Reduced Poverty
Literacy allows children, communities and countries to lift themselves out of poverty. Those who live with high literacy skills are likely to have access to employment and break the intergenerational cycle of poverty. When children feel empowered through literacy, they will empower the wider community and bring around real change in the world.

A Whole New Future
Through literacy, a child can create a new future. They are able to fulfil their potential and achieve their biggest dreams. When a child is empowered through literacy, they enrich the lives of their family, community and nation.

As I have explored in previous posts, I have a great passion for literature and think that it’s a huge injustice that there are those who cannot read and therefore miss out of all the benefits of literature. This is me trying to tell you about the gravity of the problem and to a lesser extent letting you know that you can help my donating to my crowdfunding page here.

https://crowdfunding.justgiving.com:443/world-literacy-foundation?utm_id=63

(In the interest of copyright a lot of this information has been given to me by the WLF charity itself and I’m just sharing with you what they’ve shared with me.)

Confessions of a bookaholic.

Fair warning, this is just a major novel/book/literature/story appreciation post and also partly marvelling at how much they influence pretty much everything.

I love reading, I always have done. It is a huge part of my life and one of the main reasons that I chose to do an English literature degree.

I only really started thinking about this properly recently, how literature, stories, books are such a huge part of our lives. They make up everything. The form the way we think, the way we speak, the way we feel. Even when we are children, everything that we learn are from stories we are told by our parents. Fairytales supposedly shape our moral compass and lessons when we grow up. Our culture, nature and history are all taught through stories, stories round the campfire, stories before bed, even stories we tell each other about what happened the other night.

Some people make the argument that they’d rather just watch a film but seriously, one of the best things about novels compared to films is that there is so much more to novels than meets the eye. There are so many interpretations to be drawn from them so many different ways, it’s one of my favourite things to do. There are so many meanings that can be drawn and finding them all or finding the one that means the most to you in the best part of novel reading.

It’s not only how they influence the world in such a drastic way, people greatly underestimate the power of literature. A good book or story can change how you look at the world, about how you feel about things. Good story telling can change your mood. Make you happy or sad. You can tell someone how you feel through a story.

It’s even more than that though; the therapeutic power of books is astounding. You can get lost in a good book, it can distract you from your life, you can be in another world, lead another life, become another person. If you’re feeling depressed or just a little down, they can distract you from your problems, change your mood and make you feel so much better.

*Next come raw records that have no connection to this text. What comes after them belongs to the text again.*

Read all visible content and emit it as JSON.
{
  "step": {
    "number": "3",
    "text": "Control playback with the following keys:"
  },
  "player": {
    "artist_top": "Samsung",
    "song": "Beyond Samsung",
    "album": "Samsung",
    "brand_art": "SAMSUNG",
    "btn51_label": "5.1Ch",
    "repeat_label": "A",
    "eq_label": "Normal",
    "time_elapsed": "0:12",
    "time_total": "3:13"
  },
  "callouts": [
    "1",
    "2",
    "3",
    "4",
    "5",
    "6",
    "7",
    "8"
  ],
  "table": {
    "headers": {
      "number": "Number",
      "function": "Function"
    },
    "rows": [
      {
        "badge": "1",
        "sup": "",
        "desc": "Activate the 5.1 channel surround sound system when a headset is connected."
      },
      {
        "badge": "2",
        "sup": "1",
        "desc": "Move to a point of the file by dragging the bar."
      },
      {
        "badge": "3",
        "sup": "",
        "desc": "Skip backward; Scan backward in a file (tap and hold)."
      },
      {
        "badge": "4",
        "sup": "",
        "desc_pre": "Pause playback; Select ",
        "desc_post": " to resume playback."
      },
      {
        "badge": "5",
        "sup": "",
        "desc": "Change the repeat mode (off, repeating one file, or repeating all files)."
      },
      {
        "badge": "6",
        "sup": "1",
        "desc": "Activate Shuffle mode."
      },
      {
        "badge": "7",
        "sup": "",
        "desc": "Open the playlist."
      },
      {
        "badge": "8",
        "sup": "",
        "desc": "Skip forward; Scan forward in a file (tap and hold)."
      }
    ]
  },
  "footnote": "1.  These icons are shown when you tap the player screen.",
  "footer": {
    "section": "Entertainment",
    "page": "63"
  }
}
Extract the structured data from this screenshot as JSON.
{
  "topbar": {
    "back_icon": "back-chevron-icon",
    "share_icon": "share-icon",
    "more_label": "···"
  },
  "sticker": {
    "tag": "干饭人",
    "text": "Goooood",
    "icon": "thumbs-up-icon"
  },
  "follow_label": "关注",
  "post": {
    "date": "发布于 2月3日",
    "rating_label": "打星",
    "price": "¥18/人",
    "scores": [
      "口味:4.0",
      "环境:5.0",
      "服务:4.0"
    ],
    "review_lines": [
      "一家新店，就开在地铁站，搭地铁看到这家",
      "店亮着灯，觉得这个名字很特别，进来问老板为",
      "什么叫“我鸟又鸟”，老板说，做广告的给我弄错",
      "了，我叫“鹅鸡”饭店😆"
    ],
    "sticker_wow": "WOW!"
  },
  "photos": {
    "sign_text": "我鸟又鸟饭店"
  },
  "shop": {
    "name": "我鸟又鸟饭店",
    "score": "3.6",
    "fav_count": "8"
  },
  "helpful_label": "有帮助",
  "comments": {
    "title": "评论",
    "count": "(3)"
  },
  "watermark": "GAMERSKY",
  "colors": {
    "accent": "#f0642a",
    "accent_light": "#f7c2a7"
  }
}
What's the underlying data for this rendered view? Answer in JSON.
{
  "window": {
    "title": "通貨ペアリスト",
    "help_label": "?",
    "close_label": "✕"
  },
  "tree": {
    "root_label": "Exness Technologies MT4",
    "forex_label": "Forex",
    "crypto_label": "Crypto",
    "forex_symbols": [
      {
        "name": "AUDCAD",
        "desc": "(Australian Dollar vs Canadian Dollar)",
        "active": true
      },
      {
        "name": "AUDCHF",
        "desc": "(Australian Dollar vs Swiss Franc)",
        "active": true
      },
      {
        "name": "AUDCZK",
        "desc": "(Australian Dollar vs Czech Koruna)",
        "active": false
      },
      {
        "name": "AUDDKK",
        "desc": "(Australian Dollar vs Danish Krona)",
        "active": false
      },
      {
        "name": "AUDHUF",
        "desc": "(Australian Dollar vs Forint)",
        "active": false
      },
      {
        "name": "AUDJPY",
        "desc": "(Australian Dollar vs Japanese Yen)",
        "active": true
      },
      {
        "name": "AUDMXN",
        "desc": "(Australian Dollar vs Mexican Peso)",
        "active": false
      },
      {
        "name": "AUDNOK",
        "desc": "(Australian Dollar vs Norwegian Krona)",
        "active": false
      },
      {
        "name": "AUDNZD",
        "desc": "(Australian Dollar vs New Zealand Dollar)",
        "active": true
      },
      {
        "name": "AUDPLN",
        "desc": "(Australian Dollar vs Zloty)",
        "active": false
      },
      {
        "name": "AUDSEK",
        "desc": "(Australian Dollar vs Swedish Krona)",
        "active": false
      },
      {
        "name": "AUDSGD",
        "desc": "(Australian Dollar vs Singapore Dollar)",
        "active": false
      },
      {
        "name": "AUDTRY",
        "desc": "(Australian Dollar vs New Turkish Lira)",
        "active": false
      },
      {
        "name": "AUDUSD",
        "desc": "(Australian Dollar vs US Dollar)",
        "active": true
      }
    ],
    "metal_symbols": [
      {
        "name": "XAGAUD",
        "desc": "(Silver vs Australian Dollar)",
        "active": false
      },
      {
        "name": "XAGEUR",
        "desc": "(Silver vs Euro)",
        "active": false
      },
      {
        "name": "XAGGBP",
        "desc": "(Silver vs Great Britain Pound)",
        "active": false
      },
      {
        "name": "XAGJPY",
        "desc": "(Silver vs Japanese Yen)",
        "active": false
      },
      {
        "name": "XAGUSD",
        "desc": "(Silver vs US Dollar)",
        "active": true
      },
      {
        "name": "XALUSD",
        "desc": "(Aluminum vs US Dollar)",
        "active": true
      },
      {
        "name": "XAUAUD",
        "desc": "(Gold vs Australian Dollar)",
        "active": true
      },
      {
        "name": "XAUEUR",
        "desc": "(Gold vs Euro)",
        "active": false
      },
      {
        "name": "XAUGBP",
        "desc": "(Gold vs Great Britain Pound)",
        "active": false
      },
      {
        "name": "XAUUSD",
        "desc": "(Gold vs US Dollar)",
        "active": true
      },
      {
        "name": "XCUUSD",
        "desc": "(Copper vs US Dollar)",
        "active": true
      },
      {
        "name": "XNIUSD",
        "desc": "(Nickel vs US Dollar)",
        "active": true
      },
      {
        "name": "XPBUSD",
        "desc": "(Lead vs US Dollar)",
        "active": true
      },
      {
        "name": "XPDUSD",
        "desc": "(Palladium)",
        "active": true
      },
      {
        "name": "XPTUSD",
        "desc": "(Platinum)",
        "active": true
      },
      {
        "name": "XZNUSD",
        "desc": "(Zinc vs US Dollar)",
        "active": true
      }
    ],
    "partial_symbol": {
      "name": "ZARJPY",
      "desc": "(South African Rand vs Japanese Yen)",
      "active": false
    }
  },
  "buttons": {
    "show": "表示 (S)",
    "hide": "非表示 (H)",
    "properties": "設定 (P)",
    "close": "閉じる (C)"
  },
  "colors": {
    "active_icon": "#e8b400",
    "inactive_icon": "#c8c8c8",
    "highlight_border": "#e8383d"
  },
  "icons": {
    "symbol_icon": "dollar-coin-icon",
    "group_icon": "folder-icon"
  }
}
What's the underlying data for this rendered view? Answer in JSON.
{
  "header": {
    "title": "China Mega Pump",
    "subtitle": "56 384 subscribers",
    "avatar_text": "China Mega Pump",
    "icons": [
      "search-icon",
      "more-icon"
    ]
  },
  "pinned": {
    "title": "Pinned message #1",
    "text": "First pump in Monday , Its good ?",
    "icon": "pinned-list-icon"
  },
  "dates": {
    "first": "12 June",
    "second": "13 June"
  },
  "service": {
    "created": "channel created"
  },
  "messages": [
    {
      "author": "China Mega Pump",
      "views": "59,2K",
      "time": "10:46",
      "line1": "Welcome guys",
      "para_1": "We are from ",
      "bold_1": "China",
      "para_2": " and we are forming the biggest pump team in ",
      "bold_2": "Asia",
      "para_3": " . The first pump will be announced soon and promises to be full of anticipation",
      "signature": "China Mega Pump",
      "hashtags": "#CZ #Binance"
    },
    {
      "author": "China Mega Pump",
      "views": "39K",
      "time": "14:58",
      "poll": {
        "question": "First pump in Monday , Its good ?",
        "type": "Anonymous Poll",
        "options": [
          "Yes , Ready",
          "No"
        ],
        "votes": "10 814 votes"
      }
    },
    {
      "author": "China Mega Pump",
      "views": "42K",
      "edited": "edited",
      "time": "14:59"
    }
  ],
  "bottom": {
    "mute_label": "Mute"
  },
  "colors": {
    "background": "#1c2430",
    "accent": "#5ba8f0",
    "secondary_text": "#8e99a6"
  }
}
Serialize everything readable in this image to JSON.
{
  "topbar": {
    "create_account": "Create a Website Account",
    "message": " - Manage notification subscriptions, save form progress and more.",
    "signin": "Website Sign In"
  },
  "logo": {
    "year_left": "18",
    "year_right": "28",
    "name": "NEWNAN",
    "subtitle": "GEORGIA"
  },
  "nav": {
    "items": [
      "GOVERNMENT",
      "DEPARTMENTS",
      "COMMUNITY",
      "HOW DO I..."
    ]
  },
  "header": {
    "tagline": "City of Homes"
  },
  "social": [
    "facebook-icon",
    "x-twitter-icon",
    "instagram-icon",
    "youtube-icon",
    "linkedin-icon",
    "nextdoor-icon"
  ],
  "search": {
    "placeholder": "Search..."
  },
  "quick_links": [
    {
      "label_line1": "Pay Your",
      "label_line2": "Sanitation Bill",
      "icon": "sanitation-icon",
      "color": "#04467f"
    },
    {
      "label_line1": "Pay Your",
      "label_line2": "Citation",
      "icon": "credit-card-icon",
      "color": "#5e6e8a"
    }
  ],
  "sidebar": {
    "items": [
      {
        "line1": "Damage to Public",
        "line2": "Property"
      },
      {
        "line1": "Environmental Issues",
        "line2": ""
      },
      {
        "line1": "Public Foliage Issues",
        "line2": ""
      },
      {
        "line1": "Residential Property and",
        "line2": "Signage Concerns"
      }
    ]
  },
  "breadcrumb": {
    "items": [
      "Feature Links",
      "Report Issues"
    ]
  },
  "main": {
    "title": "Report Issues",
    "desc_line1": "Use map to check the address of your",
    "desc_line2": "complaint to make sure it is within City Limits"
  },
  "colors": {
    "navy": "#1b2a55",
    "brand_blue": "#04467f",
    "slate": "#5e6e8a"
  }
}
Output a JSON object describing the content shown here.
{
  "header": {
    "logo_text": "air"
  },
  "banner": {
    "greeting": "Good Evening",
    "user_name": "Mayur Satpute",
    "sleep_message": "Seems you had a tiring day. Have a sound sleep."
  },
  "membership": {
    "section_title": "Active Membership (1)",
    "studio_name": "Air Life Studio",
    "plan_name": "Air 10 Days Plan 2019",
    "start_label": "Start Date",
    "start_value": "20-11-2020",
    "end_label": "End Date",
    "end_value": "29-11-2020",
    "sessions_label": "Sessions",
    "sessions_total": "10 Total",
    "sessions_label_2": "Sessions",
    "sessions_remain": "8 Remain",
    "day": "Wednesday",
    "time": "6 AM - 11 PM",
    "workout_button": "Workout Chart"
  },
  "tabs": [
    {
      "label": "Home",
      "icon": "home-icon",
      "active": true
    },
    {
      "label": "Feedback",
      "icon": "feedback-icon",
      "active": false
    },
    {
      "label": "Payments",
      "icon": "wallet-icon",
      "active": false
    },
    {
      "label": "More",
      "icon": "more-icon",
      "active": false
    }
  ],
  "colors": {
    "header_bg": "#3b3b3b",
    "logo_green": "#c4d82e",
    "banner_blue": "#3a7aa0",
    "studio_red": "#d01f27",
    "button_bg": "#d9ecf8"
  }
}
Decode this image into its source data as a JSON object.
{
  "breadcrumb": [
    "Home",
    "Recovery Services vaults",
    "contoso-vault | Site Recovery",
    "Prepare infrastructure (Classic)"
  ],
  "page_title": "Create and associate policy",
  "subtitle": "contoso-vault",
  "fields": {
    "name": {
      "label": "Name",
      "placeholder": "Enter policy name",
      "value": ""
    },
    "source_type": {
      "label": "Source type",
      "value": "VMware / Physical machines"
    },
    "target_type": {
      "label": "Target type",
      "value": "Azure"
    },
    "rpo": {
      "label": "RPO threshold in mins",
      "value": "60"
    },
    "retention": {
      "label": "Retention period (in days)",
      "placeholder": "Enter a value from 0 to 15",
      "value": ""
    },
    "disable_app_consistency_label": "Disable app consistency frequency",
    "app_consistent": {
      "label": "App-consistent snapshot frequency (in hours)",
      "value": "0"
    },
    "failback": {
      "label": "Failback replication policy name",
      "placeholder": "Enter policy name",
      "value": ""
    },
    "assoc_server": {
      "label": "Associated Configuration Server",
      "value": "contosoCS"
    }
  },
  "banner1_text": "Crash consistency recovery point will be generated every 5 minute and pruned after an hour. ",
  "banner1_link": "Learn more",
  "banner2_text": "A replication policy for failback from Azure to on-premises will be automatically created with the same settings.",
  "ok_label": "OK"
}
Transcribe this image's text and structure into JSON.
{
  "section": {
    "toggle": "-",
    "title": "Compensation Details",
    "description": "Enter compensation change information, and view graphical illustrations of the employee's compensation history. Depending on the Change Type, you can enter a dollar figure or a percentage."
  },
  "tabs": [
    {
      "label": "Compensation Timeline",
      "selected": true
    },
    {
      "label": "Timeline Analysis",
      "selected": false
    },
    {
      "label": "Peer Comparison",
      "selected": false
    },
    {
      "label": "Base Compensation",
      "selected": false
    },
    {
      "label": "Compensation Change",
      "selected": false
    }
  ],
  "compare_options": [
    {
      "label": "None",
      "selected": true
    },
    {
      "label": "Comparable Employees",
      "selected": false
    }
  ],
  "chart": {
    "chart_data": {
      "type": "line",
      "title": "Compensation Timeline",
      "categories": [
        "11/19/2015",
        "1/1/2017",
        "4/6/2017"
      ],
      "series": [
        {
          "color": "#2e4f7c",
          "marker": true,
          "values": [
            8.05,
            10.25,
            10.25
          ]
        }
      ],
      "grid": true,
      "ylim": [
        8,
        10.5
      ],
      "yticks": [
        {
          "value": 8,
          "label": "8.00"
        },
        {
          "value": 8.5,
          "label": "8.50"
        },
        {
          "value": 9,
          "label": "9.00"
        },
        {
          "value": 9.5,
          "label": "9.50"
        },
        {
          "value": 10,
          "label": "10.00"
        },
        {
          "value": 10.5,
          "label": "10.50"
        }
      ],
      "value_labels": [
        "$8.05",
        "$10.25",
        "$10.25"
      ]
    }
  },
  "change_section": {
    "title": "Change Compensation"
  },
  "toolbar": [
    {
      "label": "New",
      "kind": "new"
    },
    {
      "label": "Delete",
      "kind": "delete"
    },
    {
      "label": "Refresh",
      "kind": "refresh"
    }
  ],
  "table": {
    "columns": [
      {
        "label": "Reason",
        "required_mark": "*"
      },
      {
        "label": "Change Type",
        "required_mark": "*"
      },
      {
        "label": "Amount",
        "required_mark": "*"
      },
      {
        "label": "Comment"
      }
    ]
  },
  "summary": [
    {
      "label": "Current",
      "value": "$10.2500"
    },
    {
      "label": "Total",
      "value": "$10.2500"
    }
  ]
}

The power of the written word and even verbal story telling is second to none.